- [GOAL OF THE EXERCISE]: Your answer must be an exact copy of all the entries.

------------------------------------------------------------

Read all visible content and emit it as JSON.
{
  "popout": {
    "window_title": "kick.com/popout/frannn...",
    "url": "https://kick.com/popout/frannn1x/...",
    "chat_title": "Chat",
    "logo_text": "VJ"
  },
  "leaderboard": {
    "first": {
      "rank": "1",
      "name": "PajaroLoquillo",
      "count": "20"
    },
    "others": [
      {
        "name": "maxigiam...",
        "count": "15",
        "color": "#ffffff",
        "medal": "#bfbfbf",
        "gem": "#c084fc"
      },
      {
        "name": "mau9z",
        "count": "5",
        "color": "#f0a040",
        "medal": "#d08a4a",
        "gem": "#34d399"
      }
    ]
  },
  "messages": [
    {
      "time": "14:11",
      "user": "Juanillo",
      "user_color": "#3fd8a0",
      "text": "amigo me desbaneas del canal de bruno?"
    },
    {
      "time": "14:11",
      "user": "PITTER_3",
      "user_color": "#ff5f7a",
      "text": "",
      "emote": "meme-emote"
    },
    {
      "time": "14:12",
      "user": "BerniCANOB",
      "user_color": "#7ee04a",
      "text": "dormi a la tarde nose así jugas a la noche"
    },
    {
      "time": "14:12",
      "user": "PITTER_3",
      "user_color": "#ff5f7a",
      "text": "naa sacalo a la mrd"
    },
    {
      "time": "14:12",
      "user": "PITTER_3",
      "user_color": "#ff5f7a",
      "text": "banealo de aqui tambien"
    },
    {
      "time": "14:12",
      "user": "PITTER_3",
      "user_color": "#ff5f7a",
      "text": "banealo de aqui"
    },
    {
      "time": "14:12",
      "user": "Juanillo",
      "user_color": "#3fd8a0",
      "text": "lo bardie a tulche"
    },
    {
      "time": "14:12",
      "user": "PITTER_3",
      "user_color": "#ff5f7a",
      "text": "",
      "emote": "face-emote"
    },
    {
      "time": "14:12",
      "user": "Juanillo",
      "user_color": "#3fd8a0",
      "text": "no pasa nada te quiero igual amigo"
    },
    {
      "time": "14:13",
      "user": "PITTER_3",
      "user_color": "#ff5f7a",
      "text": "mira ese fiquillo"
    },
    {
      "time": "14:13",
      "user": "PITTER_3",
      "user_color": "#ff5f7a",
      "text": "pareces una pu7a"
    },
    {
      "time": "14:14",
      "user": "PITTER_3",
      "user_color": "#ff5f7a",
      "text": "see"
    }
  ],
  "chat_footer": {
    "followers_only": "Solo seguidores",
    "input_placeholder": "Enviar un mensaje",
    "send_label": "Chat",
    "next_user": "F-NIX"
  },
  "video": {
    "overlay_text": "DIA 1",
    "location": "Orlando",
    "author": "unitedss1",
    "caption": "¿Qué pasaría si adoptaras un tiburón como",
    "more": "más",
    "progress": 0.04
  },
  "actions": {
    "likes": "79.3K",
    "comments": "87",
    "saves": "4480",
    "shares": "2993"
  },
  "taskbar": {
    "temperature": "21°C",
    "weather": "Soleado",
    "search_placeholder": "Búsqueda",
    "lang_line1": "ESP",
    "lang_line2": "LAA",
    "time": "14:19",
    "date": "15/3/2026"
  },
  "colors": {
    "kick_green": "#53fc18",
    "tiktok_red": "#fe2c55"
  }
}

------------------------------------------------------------

- [TASK RESULT]:
Read all visible content and emit it as JSON.
{
  "popout": {
    "window_title": "kick.com/popout/frannn...",
    "url": "https://kick.com/popout/frannn1x/...",
    "chat_title": "Chat",
    "logo_text": "VJ"
  },
  "leaderboard": {
    "first": {
      "rank": "1",
      "name": "PajaroLoquillo",
      "count": "20"
    },
    "others": [
      {
        "name": "maxigiam...",
        "count": "15",
        "color": "#ffffff",
        "medal": "#bfbfbf",
        "gem": "#c084fc"
      },
      {
        "name": "mau9z",
        "count": "5",
        "color": "#f0a040",
        "medal": "#d08a4a",
        "gem": "#34d399"
      }
    ]
  },
  "messages": [
    {
      "time": "14:11",
      "user": "Juanillo",
      "user_color": "#3fd8a0",
      "text": "amigo me desbaneas del canal de bruno?"
    },
    {
      "time": "14:11",
      "user": "PITTER_3",
      "user_color": "#ff5f7a",
      "text": "",
      "emote": "meme-emote"
    },
    {
      "time": "14:12",
      "user": "BerniCANOB",
      "user_color": "#7ee04a",
      "text": "dormi a la tarde nose así jugas a la noche"
    },
    {
      "time": "14:12",
      "user": "PITTER_3",
      "user_color": "#ff5f7a",
      "text": "naa sacalo a la mrd"
    },
    {
      "time": "14:12",
      "user": "PITTER_3",
      "user_color": "#ff5f7a",
      "text": "banealo de aqui tambien"
    },
    {
      "time": "14:12",
      "user": "PITTER_3",
      "user_color": "#ff5f7a",
      "text": "banealo de aqui"
    },
    {
      "time": "14:12",
      "user": "Juanillo",
      "user_color": "#3fd8a0",
      "text": "lo bardie a tulche"
    },
    {
      "time": "14:12",
      "user": "PITTER_3",
      "user_color": "#ff5f7a",
      "text": "",
      "emote": "face-emote"
    },
    {
      "time": "14:12",
      "user": "Juanillo",
      "user_color": "#3fd8a0",
      "text": "no pasa nada te quiero igual amigo"
    },
    {
      "time": "14:13",
      "user": "PITTER_3",
      "user_color": "#ff5f7a",
      "text": "mira ese fiquillo"
    },
    {
      "time": "14:13",
      "user": "PITTER_3",
      "user_color": "#ff5f7a",
      "text": "pareces una pu7a"
    },
    {
      "time": "14:14",
      "user": "PITTER_3",
      "user_color": "#ff5f7a",
      "text": "see"
    }
  ],
  "chat_footer": {
    "followers_only": "Solo seguidores",
    "input_placeholder": "Enviar un mensaje",
    "send_label": "Chat",
    "next_user": "F-NIX"
  },
  "video": {
    "overlay_text": "DIA 1",
    "location": "Orlando",
    "author": "unitedss1",
    "caption": "¿Qué pasaría si adoptaras un tiburón como",
    "more": "más",
    "progress": 0.04
  },
  "actions": {
    "likes": "79.3K",
    "comments": "87",
    "saves": "4480",
    "shares": "2993"
  },
  "taskbar": {
    "temperature": "21°C",
    "weather": "Soleado",
    "search_placeholder": "Búsqueda",
    "lang_line1": "ESP",
    "lang_line2": "LAA",
    "time": "14:19",
    "date": "15/3/2026"
  },
  "colors": {
    "kick_green": "#53fc18",
    "tiktok_red": "#fe2c55"
  }
}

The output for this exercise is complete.